--- Records Enclosed Below ---

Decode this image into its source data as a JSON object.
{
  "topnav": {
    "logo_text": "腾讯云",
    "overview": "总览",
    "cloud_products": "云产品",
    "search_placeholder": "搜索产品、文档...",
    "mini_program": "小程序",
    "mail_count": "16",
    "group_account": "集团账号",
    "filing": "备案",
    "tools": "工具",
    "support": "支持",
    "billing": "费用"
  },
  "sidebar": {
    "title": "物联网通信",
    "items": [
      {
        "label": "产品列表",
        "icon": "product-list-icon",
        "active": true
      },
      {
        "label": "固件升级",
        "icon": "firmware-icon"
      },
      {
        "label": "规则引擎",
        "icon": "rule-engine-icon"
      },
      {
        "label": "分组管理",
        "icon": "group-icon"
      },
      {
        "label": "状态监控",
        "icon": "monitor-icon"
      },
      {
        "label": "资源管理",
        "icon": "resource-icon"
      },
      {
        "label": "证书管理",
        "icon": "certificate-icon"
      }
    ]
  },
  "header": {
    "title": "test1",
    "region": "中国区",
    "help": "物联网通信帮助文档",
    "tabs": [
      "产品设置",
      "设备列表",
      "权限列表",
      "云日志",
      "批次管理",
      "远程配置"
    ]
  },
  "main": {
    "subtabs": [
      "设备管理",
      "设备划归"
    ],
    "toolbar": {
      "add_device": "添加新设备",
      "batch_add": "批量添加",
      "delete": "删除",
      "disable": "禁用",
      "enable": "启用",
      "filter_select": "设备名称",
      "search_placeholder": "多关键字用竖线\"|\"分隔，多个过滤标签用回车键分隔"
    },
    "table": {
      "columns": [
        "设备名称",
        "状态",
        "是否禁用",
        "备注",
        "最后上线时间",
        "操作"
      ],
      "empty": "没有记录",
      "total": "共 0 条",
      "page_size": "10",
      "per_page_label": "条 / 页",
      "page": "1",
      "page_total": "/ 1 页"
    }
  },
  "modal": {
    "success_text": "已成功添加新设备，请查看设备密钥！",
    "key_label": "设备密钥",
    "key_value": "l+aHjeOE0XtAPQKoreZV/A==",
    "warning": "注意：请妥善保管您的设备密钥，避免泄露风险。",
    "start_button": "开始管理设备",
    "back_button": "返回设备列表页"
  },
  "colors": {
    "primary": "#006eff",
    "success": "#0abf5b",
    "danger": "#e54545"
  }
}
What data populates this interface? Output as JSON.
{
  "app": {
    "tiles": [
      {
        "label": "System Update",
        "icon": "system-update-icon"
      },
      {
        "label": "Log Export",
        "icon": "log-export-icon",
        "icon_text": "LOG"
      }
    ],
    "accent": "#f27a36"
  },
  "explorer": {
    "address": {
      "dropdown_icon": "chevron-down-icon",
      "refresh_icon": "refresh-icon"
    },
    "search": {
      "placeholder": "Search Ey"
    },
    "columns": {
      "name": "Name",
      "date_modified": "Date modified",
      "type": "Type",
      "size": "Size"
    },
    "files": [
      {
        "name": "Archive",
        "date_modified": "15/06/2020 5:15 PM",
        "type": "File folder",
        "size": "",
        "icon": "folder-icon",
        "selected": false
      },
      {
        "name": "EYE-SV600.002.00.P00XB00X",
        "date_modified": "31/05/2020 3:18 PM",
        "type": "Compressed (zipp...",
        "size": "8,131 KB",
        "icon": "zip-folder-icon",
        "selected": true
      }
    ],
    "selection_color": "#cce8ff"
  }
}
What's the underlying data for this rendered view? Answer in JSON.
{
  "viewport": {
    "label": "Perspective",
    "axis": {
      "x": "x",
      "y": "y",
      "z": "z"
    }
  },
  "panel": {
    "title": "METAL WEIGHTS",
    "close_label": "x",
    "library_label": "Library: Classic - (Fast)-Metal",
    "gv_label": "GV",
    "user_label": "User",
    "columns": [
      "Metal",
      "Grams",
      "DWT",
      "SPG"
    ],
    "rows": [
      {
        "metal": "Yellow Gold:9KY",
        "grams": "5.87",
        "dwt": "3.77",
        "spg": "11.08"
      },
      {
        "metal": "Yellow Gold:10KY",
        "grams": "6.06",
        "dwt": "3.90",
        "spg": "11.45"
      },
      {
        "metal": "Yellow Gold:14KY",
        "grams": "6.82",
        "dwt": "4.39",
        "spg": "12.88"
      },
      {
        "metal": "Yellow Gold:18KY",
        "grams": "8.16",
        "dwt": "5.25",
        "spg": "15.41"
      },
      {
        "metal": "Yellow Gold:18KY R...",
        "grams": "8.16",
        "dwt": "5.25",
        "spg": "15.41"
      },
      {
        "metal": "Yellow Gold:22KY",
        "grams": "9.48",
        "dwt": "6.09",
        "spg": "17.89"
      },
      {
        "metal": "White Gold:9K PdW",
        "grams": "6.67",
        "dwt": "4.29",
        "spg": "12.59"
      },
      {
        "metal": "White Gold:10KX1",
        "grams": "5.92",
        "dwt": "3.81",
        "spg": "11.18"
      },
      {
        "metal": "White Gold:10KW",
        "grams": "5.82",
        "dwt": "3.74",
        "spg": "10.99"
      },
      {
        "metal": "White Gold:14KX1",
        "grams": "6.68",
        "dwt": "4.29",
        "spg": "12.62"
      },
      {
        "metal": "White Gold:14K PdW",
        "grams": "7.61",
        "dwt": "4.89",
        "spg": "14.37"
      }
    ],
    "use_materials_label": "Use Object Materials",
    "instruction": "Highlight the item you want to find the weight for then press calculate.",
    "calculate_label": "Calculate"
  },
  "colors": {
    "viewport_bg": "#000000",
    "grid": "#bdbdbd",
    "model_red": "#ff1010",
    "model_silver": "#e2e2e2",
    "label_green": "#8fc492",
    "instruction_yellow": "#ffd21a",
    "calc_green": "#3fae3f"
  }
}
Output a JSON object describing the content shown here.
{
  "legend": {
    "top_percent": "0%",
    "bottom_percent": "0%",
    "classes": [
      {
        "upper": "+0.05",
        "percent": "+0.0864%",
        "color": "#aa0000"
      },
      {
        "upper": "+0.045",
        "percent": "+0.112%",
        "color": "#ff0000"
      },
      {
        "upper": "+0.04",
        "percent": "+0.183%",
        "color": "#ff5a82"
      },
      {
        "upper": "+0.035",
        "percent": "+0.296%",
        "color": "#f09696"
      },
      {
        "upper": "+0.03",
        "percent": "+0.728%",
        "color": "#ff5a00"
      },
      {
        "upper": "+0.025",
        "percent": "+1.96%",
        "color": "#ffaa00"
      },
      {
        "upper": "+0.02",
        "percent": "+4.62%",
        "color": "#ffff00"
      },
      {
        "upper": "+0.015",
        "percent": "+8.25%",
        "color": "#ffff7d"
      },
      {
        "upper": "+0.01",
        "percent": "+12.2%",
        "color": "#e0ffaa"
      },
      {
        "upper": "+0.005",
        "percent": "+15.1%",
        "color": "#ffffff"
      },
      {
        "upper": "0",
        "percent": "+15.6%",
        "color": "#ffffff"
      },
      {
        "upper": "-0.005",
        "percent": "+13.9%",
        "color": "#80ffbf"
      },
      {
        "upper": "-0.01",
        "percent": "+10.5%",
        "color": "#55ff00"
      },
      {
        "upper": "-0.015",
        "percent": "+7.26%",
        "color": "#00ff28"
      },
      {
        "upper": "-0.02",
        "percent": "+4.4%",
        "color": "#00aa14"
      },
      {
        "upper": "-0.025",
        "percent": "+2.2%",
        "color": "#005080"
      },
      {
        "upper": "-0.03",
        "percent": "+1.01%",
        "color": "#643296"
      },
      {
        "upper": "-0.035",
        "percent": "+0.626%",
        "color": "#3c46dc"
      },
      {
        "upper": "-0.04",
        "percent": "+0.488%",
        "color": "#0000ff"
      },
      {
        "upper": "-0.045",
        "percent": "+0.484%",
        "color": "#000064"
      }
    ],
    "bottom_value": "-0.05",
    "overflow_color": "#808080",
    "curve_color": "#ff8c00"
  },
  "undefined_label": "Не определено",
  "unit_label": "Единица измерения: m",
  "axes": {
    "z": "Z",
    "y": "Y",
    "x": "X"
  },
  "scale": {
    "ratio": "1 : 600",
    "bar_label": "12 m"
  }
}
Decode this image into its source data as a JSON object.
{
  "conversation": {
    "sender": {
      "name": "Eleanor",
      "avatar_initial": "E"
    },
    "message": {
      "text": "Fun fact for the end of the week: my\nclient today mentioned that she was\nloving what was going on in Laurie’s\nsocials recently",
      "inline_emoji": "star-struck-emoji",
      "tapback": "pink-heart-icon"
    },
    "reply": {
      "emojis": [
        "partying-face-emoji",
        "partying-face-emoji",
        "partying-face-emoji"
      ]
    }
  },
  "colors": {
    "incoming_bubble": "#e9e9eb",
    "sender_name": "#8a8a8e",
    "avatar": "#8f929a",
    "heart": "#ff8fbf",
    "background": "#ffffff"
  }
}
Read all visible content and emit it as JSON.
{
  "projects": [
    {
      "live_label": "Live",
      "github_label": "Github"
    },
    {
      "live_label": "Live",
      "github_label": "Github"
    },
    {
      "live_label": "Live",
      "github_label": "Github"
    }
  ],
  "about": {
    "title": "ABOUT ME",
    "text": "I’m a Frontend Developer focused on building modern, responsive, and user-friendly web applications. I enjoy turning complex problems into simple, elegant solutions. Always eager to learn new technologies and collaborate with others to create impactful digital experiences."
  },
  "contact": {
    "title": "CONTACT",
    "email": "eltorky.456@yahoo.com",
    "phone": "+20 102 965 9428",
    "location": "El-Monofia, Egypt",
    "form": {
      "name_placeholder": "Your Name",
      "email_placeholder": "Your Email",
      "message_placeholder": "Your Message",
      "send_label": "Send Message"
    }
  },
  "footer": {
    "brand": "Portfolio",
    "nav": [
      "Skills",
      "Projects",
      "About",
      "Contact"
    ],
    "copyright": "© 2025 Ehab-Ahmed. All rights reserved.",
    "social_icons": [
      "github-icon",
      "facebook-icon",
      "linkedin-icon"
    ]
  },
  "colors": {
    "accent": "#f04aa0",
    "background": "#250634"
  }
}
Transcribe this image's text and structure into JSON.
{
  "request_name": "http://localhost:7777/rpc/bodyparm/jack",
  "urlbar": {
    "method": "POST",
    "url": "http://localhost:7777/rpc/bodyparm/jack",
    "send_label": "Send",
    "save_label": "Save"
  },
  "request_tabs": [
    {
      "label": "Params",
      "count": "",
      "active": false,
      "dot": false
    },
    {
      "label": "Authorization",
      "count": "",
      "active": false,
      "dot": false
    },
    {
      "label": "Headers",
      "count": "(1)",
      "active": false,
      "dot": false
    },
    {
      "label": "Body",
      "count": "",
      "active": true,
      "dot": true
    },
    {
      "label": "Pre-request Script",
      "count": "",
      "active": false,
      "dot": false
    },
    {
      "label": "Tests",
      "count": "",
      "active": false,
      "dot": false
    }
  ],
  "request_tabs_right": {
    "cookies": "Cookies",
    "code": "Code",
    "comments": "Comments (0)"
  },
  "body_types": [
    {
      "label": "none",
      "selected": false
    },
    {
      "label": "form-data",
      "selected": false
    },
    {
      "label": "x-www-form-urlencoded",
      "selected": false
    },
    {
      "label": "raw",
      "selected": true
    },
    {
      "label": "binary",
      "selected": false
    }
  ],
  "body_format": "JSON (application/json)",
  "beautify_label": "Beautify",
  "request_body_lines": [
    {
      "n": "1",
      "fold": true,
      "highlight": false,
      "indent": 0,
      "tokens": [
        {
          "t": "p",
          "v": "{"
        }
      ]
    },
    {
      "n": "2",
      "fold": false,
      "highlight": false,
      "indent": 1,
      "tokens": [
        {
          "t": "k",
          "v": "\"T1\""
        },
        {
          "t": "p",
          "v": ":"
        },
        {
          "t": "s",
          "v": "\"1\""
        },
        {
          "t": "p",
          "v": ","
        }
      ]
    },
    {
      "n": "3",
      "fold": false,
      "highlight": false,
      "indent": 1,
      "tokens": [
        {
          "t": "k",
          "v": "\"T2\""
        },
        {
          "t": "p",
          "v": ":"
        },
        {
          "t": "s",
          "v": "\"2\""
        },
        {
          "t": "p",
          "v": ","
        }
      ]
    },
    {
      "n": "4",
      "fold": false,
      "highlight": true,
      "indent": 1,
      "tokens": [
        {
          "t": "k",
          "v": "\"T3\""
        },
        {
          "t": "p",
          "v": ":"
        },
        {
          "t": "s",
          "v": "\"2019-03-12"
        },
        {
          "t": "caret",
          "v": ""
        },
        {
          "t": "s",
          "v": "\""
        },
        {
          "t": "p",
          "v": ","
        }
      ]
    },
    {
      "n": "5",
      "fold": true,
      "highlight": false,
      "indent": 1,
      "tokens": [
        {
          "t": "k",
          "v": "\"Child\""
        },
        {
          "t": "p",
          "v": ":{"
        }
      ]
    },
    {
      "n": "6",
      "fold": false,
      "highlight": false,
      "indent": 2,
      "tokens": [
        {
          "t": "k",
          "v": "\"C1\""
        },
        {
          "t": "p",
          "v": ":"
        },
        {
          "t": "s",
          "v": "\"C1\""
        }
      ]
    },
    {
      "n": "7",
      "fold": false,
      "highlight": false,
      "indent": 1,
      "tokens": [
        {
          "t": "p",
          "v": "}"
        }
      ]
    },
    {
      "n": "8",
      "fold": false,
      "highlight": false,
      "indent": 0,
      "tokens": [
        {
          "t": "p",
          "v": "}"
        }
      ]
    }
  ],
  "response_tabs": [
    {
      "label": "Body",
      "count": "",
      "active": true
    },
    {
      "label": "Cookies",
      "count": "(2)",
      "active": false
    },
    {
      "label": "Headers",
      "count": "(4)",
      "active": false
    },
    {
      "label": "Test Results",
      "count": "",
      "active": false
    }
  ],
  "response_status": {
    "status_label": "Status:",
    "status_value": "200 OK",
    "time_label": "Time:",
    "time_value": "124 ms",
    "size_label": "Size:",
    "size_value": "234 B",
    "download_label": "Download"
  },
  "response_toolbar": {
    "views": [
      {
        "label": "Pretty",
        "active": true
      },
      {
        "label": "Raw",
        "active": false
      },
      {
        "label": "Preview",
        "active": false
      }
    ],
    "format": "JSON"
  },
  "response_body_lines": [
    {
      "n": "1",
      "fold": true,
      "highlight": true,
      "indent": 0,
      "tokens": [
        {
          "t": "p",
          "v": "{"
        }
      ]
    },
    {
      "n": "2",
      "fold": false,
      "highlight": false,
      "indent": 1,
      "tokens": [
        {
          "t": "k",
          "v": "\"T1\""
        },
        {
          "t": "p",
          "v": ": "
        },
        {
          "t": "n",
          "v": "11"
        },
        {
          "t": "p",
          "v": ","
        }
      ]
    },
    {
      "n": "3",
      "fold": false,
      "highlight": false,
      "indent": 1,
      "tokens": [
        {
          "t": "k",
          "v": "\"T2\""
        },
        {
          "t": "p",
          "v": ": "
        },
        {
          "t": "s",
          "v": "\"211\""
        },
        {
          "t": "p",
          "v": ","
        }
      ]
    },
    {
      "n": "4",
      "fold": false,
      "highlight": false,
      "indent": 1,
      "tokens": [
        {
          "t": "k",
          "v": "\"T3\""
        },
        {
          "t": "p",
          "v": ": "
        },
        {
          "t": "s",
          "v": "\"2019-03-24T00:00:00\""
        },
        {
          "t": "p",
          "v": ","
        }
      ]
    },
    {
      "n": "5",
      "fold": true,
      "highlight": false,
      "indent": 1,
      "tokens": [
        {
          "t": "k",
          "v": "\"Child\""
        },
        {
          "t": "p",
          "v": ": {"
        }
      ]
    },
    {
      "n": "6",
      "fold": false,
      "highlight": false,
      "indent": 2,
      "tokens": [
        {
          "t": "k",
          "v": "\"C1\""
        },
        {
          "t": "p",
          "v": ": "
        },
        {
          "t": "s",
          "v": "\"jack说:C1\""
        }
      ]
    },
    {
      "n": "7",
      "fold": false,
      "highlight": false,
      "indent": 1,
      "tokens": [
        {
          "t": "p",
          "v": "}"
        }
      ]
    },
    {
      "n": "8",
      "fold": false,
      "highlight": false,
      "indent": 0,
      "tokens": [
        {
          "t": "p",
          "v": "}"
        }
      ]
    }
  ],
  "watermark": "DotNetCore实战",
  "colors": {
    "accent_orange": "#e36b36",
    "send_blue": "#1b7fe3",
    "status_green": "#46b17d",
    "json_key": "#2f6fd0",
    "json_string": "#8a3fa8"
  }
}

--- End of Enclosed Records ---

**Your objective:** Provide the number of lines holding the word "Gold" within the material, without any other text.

**Answer area:** 11